Of all the goals I had on my bucket list, climbing Mt. Kilimanjaro was at the very top.

Mount Kilimanjaro

How could I have dreamed I’d get the chance to make the climb as part of the job I love?

Next week, I’ll travel to Tanzania and begin scaling the 19,000-foot peak, documenting the fundraising journey of several special Heifer supporters. I’ll be doing my best to keep up with them, and you can keep up with me via Twitter and Facebook.

Kilimanjaro climbers Brendan and Randy Bagg
Kilimanjaro climbers Brendan and Randy Bagg

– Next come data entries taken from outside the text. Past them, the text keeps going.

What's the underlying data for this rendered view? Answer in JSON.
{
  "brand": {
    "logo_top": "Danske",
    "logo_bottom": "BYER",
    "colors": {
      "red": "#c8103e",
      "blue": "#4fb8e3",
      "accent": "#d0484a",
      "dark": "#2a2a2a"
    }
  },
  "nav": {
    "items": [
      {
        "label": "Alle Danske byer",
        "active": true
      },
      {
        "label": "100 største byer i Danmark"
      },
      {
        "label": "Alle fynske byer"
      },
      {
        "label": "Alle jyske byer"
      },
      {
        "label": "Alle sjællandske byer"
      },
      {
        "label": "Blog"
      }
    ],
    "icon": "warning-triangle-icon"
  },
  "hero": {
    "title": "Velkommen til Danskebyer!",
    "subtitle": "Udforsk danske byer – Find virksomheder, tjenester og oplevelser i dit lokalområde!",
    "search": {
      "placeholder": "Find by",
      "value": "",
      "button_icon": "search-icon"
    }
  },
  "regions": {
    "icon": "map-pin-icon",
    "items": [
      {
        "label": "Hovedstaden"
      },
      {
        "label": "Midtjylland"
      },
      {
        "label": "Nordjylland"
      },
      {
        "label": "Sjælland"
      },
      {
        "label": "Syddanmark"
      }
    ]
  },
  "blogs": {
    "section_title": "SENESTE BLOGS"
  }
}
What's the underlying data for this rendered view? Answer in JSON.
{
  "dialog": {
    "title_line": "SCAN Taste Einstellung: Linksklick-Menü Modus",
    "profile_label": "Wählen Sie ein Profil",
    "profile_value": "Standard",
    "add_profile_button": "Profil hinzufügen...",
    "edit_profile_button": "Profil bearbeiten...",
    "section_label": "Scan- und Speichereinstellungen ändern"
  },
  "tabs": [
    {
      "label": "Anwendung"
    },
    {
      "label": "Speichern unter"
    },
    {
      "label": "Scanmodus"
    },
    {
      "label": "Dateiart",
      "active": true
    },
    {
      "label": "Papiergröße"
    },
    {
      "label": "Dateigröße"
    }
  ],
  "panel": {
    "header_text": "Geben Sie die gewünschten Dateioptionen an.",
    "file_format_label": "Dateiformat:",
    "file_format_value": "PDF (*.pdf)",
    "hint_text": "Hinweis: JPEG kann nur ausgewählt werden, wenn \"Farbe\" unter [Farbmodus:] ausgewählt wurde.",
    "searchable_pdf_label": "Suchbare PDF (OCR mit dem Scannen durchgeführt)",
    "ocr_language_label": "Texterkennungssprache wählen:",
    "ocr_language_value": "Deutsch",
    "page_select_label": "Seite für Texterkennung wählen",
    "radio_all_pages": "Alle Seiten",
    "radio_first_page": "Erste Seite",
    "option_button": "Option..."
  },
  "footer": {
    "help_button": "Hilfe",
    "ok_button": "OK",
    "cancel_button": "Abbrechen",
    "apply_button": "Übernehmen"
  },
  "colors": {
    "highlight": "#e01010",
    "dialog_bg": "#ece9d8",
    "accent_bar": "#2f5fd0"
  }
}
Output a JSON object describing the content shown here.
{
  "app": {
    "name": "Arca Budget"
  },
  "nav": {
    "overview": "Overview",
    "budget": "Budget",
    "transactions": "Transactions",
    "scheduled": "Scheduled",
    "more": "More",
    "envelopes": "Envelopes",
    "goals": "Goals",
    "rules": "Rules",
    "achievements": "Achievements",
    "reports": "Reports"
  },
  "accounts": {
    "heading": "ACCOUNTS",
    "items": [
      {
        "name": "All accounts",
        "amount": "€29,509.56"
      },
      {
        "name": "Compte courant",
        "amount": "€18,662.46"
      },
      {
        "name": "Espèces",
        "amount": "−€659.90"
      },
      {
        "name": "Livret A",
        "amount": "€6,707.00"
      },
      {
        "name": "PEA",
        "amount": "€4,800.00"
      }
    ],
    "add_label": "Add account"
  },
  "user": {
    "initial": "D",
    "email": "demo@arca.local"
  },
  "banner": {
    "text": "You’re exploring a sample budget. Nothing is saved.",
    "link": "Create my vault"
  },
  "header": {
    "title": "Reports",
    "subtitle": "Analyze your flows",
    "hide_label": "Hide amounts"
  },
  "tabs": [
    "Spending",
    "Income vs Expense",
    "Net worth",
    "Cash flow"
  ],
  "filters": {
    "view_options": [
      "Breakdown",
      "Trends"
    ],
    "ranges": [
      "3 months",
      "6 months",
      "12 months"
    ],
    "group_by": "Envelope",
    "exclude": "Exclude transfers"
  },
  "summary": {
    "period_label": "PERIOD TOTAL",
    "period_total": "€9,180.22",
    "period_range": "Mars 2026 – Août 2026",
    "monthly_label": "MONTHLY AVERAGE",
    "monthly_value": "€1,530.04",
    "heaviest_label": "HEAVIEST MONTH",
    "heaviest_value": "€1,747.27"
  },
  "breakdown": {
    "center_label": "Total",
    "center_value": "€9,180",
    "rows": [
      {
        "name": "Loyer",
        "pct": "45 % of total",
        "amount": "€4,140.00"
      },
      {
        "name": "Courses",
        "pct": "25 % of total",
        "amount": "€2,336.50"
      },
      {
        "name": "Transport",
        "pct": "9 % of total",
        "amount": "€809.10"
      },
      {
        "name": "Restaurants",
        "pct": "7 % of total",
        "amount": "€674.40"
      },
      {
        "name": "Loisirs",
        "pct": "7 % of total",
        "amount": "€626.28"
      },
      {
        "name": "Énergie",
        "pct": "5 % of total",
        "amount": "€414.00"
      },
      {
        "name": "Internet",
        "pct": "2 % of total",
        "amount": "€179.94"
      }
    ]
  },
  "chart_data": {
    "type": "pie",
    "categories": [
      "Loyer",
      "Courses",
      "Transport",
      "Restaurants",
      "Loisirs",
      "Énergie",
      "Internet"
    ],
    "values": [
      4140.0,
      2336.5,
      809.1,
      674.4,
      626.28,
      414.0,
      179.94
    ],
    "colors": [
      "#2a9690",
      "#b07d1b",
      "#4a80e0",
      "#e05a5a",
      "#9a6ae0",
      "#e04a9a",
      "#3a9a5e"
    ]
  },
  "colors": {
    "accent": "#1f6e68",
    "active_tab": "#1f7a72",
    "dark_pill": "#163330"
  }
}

The climbers are employees of Elanco Animal Health, one of Heifer’s most loyal corporate backers. Heifer gets strong support from Elanco (funding projects that help thousands of families globally) as well as from its big-hearted individual employees. They must be dedicated, if they’re climbing the tallest peak on the African continent.

Mt. Kilimanjaro was on Randy Bagg’s bucket list, too. He’s a veterinarian and regulatory manager with Elanco in Canada, and seems thrilled to be climbing with his son, Brendan. I’ll tell you more about my fellow climbers in updates from Tanzania.

I fully expect the climb to be extremely difficult. It’s not so much the physical exertion as the altitude: it can turn an extremely fit person into a nauseated, hyperventilating mess, even at rest. Harrowing accounts of other people’s climbs aren’t helping me psychologically.

Kilimanjaro fundraiser supplies

Kilimanjaro is a grand and gorgeous mountain. The first documented summit occurred in 1889. Its highest peak, dubbed “Kaiser Wilhelm Peak” by Westerners, was re-named “Uhuru Peak” after the Swahili word for freedom in 1961 when Tanzania gained independence. The top of the mountain features a broad caldera, which was once covered by ice. But in the last 100 years, 80 percent of the ice cover has disappeared from Kilimanjaro.

My packing is underway, and fundraising for Heifer is progressing, too. If all goes well, we’ll be standing at the top of a continent on October 1st.

Author

Kelly MacNeil